Background and Purpose—Cough protects the lungs from aspiration. We investigated whether respiratory muscle training may improve respiratory muscle and cough function, and potentially reduce pneumonia risk in acute stroke. Methods—We conducted a single-blind randomized placebo-controlled trial in 82 patients with stroke (mean age, 64±14 years; 49 men) within 2 weeks of stroke onset. Participants were masked to treatment allocation and randomized to 4 weeks of daily expiratory (n=27), inspiratory (n=26), or sham training (n=25), using threshold resistance devices. Primary outcome was the change in peak expiratory cough flow of maximal voluntary cough. Intention-to-treat analyses were conducted using ANCOVA, adjusting for baseline prognostic covariates. Results—There were significant improvements in the mean maximal inspiratory (14 cmH2O; P<0.0001) and expiratory (15 cmH2O; P<0.0001) mouth pressure and peak expiratory cough flow of voluntary cough (74 L/min; P=0.0002) between baseline and 28 days in all groups. Peak expiratory cough flow of capsaicin-induced reflex cough was unchanged. There were no between-group differences that could be attributed to respiratory muscle training. There were also no differences in the 90-day incidence of pneumonia between the groups (P=0.65). Conclusions—Respiratory muscle function and cough flow improve with time after acute stroke. Additional inspiratory or expiratory respiratory muscle training does not augment or expedite this improvement. Clinical Trial Registration—URL: http://www.controlled-trials.com. Unique identifier: ISRCTN40298220.

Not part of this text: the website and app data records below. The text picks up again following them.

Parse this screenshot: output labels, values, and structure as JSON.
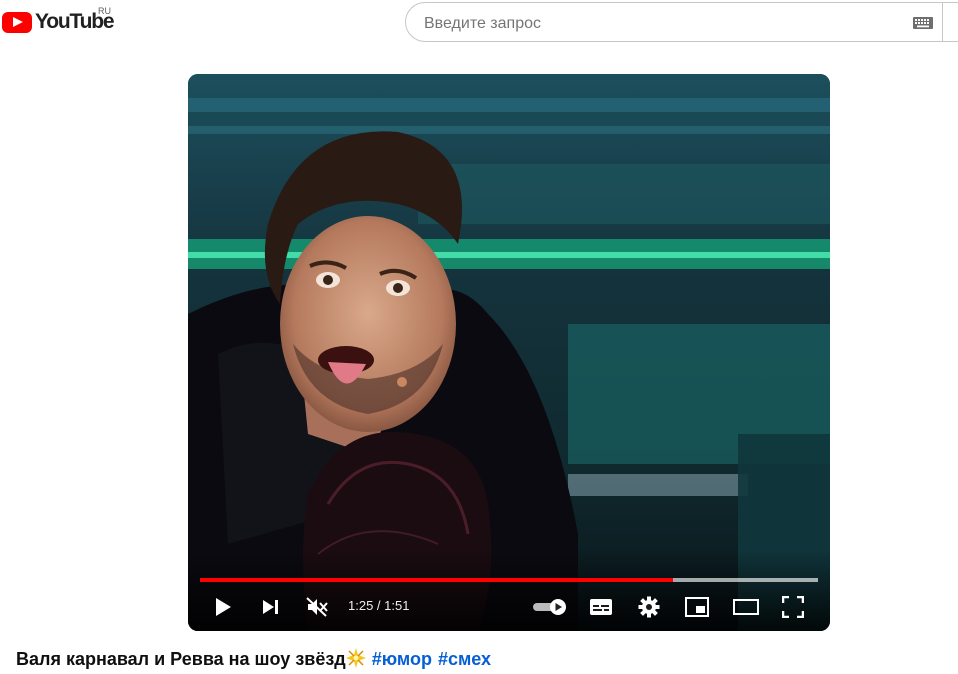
{
  "header": {
    "logo_text": "YouTube",
    "country_code": "RU",
    "search_placeholder": "Введите запрос"
  },
  "player": {
    "current_time": "1:25",
    "duration": "1:51",
    "time_display": "1:25 / 1:51",
    "progress_fraction": 0.766,
    "buffered_fraction": 1.0,
    "muted": true,
    "autoplay_on": true,
    "controls": [
      "play-icon",
      "next-icon",
      "volume-muted-icon",
      "autoplay-toggle",
      "subtitles-icon",
      "settings-icon",
      "miniplayer-icon",
      "theater-mode-icon",
      "fullscreen-icon"
    ]
  },
  "video": {
    "title": "Валя карнавал и Ревва на шоу звёзд",
    "title_emoji": "sparkle-icon",
    "hashtags": [
      "#юмор",
      "#смех"
    ]
  },
  "colors": {
    "brand_red": "#ff0000",
    "link_blue": "#065fd4",
    "progress_red": "#ff0000"
  }
}
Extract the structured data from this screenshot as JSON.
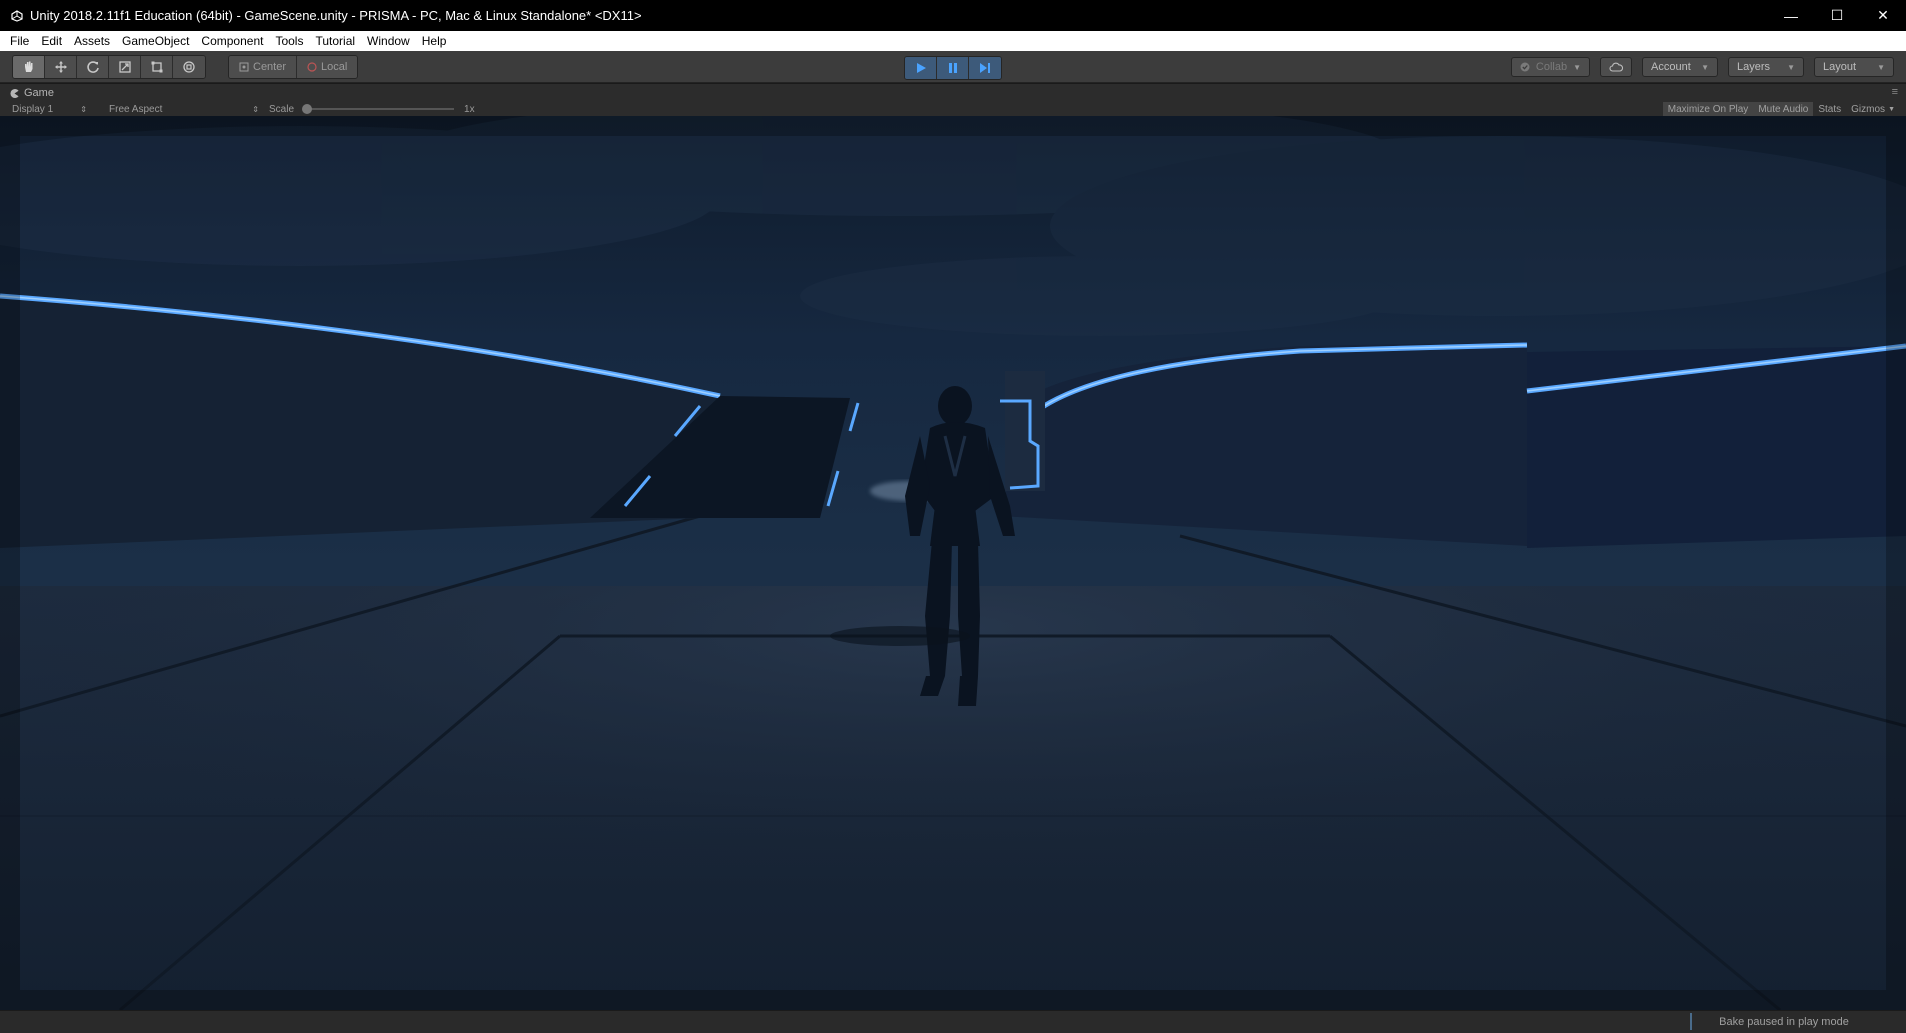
{
  "window": {
    "title": "Unity 2018.2.11f1 Education (64bit) - GameScene.unity - PRISMA - PC, Mac & Linux Standalone* <DX11>",
    "minimize": "—",
    "maximize": "☐",
    "close": "✕"
  },
  "menu": [
    "File",
    "Edit",
    "Assets",
    "GameObject",
    "Component",
    "Tools",
    "Tutorial",
    "Window",
    "Help"
  ],
  "toolbar": {
    "transform_tools": [
      "hand-tool",
      "move-tool",
      "rotate-tool",
      "scale-tool",
      "rect-tool",
      "transform-tool"
    ],
    "pivot_label": "Center",
    "rotation_label": "Local",
    "play_state": "playing",
    "collab_label": "Collab",
    "account_label": "Account",
    "layers_label": "Layers",
    "layout_label": "Layout"
  },
  "game_tab": {
    "tab_label": "Game",
    "display": "Display 1",
    "aspect": "Free Aspect",
    "scale_label": "Scale",
    "scale_value": "1x",
    "maximize_on_play": "Maximize On Play",
    "mute_audio": "Mute Audio",
    "stats": "Stats",
    "gizmos": "Gizmos"
  },
  "status": {
    "message": "Bake paused in play mode"
  },
  "colors": {
    "neon": "#5aa8ff",
    "sky": "#142438",
    "ground": "#1a2636",
    "play_active": "#3d5a7a"
  }
}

Article
We undertook two systematic reviews to determine the levels of respiratory muscle weakness and effects of respiratory muscle training in stroke patients. Two systematic reviews were conducted in June 2011 using a number of electronic databases. Review 1 compared respiratory muscle strength in stroke and healthy controls. Review 2 was expanded to include randomized controlled trials assessing the effects of respiratory muscle training on stroke and other neurological conditions. The primary outcomes of interest were maximum inspiratory and expiratory mouth pressure (maximum inspiratory pressure and maximum expiratory pressure, respectively). Meta-analysis of four studies revealed that the maximum inspiratory pressure and maximum expiratory pressure were significantly lower (P < 0·00001) in stroke patients compared with healthy individuals (weighted mean difference -41·39 and -54·62 cmH(2) O, respectively). Nine randomized controlled trials indicate a significantly (P = 0·0009) greater effect of respiratory muscle training on maximum inspiratory pressure in neurological patients compared with control subjects (weighted mean difference 6·94 cmH(2) O) while no effect on maximum expiratory pressure. Respiratory muscle strength appears to be impaired after stroke, possibly contributing to increased incidence of chest infection. Respiratory muscle training can improve inspiratory but not expiratory muscle strength in neurological conditions, although the paucity of studies in the area and considerable variability between them is a limiting factor. Respiratory muscle training may improve respiratory muscle function in neurological conditions, but its clinical benefit remains unknown.